§ REQUIRED WORK: Give the number of lines in the entries below that contain "file". Write nothing besides it.
Segment Open
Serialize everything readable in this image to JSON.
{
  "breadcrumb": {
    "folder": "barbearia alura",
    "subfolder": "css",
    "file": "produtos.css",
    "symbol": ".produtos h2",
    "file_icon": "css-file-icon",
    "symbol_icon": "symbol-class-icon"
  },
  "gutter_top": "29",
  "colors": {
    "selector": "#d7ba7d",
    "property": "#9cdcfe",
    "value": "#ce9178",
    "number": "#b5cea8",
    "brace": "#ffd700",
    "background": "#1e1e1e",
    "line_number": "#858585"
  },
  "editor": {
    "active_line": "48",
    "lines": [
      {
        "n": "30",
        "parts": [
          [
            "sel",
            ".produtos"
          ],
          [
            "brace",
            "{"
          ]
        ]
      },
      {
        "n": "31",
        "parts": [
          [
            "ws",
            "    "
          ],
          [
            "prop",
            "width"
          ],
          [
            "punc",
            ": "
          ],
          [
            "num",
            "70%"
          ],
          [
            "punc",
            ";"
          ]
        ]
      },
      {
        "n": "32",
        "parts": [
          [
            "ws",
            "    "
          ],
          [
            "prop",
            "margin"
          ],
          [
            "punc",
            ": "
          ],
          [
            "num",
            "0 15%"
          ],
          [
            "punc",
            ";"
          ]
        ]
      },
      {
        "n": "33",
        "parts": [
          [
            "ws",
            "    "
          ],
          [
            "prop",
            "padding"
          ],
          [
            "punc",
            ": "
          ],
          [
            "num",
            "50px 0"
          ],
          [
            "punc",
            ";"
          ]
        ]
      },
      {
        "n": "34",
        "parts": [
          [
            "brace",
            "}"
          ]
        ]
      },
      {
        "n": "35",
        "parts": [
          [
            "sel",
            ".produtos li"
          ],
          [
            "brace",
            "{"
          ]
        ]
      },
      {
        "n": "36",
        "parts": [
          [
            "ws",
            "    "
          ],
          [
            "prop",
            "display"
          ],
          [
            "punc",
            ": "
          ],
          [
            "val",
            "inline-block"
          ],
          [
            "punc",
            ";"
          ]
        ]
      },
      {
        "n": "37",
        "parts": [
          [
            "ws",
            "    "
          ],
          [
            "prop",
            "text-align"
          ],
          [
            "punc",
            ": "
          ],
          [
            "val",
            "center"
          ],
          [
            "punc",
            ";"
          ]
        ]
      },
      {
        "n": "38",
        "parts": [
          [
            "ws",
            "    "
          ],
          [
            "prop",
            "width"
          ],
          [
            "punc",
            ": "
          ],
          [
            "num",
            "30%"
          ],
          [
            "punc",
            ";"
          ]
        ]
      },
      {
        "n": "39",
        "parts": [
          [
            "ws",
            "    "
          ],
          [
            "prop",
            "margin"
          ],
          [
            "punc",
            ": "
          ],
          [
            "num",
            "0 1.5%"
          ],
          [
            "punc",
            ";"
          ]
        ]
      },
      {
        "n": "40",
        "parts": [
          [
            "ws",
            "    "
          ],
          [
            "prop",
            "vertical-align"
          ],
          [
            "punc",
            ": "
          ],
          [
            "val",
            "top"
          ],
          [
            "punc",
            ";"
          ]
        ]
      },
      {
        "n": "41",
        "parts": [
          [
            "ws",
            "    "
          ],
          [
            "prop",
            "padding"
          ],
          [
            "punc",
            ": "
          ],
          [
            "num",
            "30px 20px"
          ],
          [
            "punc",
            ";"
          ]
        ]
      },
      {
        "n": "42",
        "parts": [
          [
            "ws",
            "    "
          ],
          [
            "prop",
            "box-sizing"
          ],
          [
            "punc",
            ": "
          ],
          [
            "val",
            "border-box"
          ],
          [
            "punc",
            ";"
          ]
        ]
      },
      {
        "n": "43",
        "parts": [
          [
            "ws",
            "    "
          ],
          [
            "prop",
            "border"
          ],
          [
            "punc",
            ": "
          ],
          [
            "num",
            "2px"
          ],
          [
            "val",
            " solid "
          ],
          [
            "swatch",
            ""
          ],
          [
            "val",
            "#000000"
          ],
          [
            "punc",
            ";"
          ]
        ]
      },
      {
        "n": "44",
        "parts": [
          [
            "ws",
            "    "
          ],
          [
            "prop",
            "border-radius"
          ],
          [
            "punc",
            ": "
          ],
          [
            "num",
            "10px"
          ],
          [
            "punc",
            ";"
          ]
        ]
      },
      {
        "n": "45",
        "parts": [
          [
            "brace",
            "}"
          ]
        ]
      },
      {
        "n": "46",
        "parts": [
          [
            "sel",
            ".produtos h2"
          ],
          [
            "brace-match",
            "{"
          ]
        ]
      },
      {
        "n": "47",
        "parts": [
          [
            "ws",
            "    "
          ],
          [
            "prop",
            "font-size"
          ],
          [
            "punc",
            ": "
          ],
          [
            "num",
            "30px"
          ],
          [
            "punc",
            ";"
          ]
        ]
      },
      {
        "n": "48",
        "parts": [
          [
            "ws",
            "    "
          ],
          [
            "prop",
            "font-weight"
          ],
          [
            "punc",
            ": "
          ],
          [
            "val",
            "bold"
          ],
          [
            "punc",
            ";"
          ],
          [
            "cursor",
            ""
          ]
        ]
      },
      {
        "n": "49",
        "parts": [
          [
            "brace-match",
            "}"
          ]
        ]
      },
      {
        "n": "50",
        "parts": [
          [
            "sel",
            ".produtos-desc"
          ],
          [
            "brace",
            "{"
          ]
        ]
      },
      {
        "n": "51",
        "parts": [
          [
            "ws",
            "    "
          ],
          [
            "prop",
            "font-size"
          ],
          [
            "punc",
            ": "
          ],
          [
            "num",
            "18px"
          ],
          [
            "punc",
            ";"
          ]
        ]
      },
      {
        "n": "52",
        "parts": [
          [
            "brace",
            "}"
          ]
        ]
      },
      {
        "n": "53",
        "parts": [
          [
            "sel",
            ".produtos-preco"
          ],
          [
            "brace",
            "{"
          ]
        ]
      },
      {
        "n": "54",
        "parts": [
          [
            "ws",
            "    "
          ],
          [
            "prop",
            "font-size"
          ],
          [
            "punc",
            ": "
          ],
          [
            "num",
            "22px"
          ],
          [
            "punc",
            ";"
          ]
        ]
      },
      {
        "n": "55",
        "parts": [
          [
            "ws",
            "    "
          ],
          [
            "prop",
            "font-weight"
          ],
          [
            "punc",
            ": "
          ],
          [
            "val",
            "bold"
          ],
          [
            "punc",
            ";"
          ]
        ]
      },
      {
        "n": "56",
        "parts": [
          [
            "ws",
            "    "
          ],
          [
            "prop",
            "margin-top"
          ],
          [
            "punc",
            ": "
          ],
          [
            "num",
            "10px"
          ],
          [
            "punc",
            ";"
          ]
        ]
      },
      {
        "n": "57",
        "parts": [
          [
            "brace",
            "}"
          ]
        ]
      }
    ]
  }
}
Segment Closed
§ TASK OUTPUT: 2